January: John 1
In the gospel of John, the story is told of Phillip coming to his friend Nathanael (also called Bartholomew) in Bethsaida, all excited about his new discovery. Phillip said, “We have found him of whom Moses in the law and the prophets did write, Jesus of Nazareth, the son of Joseph!”
Nathanael’s reply is less than hopeful. “Can there any good thing come out of Nazareth?”
Undeterred, Phillip says, “Come and see. (John 1:45-47)
Bethsaida was a fishing town on the northwest side of the Sea of Galilee (a freshwater lake about two-thirds the size of Bear Lake.) Andrew and Peter were born there but moved to Capernaum, another fishing town only six miles away. In contrast, Nazareth was not on the seashore but in the hills near a road leading to the Jezreel Valley (near Meggido or Armageddon.) Nazareth was a poor area with small-terraced farms and family flocks, fed by a single well. Very traditional in its belief structure, Nazareth is estimated to only be home to between two and five hundred people at the time of Christ. In contrast, Capernaum was four times as large and Bethsaida was bigger than that.

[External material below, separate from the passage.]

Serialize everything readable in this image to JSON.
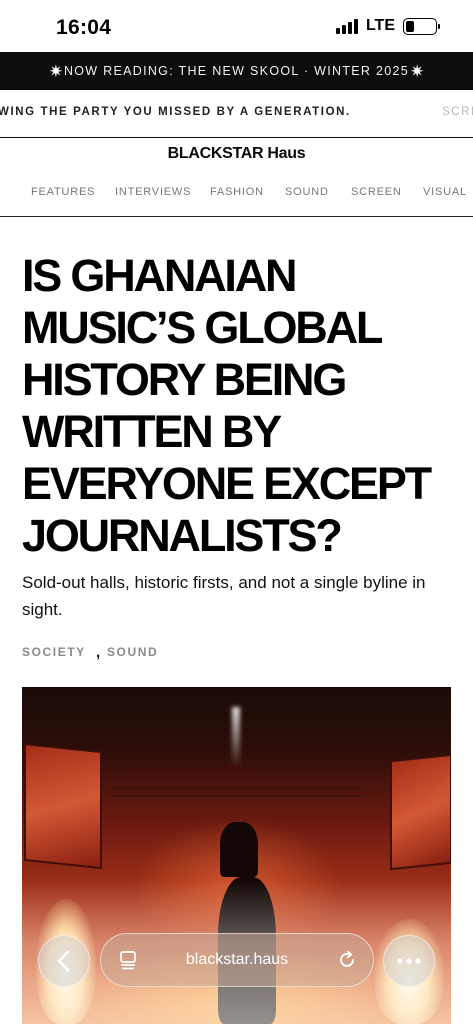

Before Nathanael even got to Jesus, the Savior saw him coming and called out “Behold an Israelite indeed, in whom there is no guile.” (John 1:47) Elder Joseph B. Wirthlin said, “A person without guile is a person of innocence, honest intent, and pure motives, whose life reflects the simple practice of conforming his daily actions to principles of integrity.” (See “Without Guile, Wirthlin, April 1988 https://www.churchofjesuschrist.org/study/general-conference/1988/04/without-guile?lang=eng ) We see that sincerity in his ability to recognize truth and change his behavior based on increased knowledge.
Upon hearing Christ’s statement, Nathanael asks how He knows him, and Jesus replies, “Before that Philip called thee, when thou wast under the fig tree, I saw thee.” (John 1:48) Hearing these words, I’m sure, feeling their truthfulness was enough. Nathanael recognizes the miracle that miles away Christ had seen him and declares, “Rabbi, thou art the Son of God; thou art the King of Israel.”

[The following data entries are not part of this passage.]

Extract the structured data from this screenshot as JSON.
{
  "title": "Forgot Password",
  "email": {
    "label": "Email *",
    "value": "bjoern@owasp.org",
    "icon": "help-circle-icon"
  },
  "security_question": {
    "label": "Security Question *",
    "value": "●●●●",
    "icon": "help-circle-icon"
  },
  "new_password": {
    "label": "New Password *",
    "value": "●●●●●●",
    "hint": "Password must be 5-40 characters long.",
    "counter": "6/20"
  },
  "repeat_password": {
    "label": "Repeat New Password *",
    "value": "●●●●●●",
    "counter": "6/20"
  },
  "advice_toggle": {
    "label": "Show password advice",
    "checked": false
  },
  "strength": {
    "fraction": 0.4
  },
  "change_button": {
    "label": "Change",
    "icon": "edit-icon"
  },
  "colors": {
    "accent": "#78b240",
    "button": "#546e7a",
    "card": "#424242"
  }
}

Jesus’s response seems one of surprise. “Because I said unto thee, I saw thee under the fig tree, believest thou?” Then he gives him a blessing for his belief. “Thou shalt see greater things than these…Verily, verily, I say unto you Hereafter ye shall see heaven open, and the angels of God ascending and descending upon the Son of man.” (John 1:49-51)
For Nathanael, Christ didn’t turn water into wine, heal him from a disease or help him find his car keys, but he performed a miracle that changed his heart. Christ saw him and knew him, and Nathanael recognized it as such—a MIRACLE! His willingness to admit that he was wrong and that something good could come out of Nazareth was immediate. His pure heart prepared not only to have this miracle happen but for him to recognize its power. Not only did Nathanael’s guileless attitude prepare him, but he may have been praying or pondering under the fig tree. Like Cleopas and his friend on the road to Emmaus, and the Nephites gathered at the temple in Bountiful when the resurrected Christ first appeared to the New World, as we reach to commune with the infinite, miracles will not only increase in our lives, but we will see them more clearly.
In his Oct. 2022 address, Pres. Nelson promised us, “As you make the continual strengthening of your testimony of Jesus Christ your highest priority, watch for miracles to happen in your life.” I pray we live our lives in a way to invite miracles into our lives and keeps our hearts pure enough to recognize and appreciate them like sweet Nathanael of old.